EXERCISE DESCRIPTION: Every entry below is to be retyped exactly as it stands.

INPUT DATA:
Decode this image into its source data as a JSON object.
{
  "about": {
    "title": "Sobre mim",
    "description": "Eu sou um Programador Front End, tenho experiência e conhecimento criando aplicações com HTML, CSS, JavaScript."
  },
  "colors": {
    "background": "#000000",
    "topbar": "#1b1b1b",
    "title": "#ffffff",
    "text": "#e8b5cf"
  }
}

RESPONSE TO THE TASK:
Decode this image into its source data as a JSON object.
{
  "about": {
    "title": "Sobre mim",
    "description": "Eu sou um Programador Front End, tenho experiência e conhecimento criando aplicações com HTML, CSS, JavaScript."
  },
  "colors": {
    "background": "#000000",
    "topbar": "#1b1b1b",
    "title": "#ffffff",
    "text": "#e8b5cf"
  }
}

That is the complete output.